**What the exercise asks**
Please tally the lines in the records that include the word "structured" and answer with the bare number.

---------- Record extracts

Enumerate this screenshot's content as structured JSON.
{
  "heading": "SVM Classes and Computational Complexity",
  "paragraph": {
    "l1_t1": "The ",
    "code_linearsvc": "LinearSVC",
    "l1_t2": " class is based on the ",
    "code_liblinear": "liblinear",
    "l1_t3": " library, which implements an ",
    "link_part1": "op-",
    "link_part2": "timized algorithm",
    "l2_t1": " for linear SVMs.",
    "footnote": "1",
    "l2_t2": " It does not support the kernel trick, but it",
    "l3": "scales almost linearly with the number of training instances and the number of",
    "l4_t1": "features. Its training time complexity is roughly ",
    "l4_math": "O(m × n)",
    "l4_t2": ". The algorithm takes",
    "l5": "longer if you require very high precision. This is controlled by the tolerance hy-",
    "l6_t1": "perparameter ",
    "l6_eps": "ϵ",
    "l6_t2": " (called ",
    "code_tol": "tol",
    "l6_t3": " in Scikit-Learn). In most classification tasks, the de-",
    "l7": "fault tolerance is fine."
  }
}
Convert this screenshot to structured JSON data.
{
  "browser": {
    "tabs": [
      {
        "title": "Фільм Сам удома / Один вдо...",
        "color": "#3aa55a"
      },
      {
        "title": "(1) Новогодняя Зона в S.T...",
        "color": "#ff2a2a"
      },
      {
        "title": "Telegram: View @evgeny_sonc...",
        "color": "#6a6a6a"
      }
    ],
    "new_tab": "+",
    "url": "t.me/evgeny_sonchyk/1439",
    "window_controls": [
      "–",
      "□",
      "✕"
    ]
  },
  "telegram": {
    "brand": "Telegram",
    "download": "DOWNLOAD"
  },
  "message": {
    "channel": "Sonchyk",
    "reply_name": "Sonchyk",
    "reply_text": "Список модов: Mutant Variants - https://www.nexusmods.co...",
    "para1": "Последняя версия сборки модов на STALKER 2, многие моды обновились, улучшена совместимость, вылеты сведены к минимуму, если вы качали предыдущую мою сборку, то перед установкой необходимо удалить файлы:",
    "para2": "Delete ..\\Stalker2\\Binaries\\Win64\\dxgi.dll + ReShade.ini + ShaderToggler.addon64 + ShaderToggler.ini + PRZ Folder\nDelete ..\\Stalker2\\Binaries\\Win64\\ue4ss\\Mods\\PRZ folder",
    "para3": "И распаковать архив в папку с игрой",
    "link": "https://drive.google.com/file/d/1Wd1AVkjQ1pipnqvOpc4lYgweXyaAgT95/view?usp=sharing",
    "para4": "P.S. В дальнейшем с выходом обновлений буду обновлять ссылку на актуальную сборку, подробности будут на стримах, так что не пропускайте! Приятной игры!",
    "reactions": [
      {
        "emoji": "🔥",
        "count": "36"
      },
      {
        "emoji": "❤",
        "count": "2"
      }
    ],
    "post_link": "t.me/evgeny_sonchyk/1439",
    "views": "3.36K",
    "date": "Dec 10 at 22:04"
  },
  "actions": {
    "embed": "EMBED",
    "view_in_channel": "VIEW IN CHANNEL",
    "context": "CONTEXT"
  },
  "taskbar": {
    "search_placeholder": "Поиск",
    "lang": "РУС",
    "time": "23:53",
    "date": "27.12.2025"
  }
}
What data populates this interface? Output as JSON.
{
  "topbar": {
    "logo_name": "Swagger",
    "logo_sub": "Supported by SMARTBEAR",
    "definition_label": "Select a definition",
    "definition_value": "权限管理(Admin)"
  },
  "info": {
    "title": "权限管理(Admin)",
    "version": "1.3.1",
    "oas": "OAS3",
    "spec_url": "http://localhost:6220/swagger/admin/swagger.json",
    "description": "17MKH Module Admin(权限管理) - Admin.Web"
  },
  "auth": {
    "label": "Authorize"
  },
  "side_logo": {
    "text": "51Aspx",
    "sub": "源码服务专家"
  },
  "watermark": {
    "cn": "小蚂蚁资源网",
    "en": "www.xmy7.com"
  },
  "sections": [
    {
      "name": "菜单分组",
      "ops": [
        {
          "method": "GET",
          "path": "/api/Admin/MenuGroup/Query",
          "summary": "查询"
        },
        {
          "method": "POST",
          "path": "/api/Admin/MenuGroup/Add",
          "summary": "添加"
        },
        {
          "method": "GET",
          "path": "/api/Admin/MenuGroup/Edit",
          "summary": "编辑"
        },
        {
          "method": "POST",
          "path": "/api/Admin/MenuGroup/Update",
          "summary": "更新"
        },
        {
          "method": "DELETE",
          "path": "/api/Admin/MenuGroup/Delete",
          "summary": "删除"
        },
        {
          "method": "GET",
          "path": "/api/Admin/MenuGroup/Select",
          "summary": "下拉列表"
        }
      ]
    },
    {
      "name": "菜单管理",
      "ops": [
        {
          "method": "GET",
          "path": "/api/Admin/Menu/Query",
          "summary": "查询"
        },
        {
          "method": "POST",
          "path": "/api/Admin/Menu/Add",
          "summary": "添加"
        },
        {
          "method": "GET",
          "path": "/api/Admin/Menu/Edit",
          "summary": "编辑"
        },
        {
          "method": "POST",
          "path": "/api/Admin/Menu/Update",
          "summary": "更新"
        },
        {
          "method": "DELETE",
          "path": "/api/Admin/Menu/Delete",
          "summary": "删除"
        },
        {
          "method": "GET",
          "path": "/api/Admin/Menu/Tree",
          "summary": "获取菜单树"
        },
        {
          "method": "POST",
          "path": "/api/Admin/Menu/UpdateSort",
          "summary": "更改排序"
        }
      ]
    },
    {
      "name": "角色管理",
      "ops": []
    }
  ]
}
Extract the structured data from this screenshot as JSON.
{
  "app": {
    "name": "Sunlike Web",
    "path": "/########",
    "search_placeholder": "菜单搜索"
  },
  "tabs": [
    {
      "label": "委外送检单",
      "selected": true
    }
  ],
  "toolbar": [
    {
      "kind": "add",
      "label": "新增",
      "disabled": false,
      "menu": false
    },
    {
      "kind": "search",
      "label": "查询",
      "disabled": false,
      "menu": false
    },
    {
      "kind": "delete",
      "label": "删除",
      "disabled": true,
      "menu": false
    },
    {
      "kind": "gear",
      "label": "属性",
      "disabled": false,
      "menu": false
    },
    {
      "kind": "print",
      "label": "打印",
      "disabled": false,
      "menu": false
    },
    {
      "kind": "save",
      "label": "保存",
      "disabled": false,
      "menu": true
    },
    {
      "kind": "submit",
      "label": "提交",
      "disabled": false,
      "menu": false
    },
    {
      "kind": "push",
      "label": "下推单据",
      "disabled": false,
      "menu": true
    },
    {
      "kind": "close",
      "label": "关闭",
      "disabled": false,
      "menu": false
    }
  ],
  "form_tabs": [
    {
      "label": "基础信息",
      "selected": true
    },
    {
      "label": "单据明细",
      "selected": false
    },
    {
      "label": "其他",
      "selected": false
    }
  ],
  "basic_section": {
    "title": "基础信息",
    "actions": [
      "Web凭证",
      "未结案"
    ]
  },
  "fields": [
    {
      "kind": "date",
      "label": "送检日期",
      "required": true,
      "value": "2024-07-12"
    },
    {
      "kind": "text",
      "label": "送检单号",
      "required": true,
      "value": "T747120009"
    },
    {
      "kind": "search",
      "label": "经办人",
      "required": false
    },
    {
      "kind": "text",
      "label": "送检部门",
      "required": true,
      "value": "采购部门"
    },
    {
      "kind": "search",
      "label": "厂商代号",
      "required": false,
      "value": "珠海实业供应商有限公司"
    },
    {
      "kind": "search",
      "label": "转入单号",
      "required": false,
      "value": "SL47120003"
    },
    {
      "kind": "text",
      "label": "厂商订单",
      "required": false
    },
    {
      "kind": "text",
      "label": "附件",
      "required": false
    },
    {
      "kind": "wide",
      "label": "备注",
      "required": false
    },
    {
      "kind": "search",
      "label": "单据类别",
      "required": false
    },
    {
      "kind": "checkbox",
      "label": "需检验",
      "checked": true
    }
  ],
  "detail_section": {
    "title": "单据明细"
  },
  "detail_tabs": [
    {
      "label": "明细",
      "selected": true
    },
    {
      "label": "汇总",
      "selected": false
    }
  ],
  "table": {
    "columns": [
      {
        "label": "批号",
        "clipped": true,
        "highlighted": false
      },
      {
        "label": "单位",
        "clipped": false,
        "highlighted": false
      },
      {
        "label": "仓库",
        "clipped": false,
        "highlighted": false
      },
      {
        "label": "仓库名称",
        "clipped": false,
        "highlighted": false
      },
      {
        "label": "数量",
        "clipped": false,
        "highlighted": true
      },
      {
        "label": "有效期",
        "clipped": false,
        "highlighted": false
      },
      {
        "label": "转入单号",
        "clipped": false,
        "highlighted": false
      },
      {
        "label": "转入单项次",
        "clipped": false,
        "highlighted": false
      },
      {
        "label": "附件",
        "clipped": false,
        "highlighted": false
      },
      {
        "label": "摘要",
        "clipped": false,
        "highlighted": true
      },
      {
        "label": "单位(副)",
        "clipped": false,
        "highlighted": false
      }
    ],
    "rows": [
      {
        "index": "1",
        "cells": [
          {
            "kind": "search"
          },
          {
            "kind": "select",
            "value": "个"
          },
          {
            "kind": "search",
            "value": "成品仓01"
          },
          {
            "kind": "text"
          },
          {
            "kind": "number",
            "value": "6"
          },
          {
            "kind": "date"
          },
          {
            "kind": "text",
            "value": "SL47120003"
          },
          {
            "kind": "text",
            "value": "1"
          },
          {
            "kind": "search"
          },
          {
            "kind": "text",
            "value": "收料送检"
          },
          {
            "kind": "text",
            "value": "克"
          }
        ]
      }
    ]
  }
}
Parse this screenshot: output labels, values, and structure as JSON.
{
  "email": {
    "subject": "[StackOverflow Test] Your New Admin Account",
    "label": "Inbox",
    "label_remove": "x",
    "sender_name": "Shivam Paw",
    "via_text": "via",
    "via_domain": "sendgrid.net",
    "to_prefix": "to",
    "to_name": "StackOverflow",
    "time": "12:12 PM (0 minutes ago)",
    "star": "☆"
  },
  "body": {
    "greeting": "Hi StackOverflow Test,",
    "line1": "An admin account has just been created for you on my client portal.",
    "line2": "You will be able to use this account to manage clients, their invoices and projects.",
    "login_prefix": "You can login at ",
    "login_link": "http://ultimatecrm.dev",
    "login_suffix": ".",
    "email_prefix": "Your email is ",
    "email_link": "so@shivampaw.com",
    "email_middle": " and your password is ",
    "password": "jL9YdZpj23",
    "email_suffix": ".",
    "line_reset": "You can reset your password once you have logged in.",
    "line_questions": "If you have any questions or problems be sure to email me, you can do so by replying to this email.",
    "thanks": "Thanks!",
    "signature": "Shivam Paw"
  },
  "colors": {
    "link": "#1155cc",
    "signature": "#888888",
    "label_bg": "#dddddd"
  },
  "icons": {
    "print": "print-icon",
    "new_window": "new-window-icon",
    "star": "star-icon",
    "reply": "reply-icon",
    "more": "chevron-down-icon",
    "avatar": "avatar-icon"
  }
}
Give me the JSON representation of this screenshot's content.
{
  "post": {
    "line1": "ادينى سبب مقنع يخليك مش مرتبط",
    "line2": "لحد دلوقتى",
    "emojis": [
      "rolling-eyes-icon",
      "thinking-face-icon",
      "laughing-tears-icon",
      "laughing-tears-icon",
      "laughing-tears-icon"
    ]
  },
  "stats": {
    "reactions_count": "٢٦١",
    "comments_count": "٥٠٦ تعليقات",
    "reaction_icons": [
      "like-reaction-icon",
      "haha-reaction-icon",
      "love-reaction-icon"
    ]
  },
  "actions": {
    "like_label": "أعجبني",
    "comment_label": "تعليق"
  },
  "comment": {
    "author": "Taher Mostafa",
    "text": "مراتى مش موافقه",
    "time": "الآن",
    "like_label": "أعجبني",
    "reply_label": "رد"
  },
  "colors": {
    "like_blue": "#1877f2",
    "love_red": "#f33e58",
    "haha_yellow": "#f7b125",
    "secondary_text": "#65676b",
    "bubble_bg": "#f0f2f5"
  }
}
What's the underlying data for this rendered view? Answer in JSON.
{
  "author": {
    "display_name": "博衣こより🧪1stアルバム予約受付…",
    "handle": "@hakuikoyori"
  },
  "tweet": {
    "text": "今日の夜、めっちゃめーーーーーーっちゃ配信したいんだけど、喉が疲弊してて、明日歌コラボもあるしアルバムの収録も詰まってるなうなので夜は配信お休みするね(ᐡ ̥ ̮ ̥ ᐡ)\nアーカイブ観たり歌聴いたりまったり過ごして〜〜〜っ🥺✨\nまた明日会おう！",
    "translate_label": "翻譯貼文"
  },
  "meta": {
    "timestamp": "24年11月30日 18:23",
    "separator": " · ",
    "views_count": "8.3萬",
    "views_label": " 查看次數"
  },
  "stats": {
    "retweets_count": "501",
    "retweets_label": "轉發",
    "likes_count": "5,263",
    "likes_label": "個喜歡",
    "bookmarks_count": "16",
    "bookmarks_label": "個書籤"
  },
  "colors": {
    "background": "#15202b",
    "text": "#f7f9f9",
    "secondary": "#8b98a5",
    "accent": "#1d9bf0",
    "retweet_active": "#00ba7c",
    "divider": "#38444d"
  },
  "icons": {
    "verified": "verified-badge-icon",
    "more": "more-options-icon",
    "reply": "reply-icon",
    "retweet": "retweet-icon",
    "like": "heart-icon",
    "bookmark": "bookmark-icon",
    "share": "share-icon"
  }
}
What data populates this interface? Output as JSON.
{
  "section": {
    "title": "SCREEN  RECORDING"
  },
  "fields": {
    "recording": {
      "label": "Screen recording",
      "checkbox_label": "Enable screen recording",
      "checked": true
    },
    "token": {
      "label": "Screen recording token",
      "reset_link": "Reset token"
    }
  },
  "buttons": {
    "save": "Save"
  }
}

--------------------

**Written answer**
3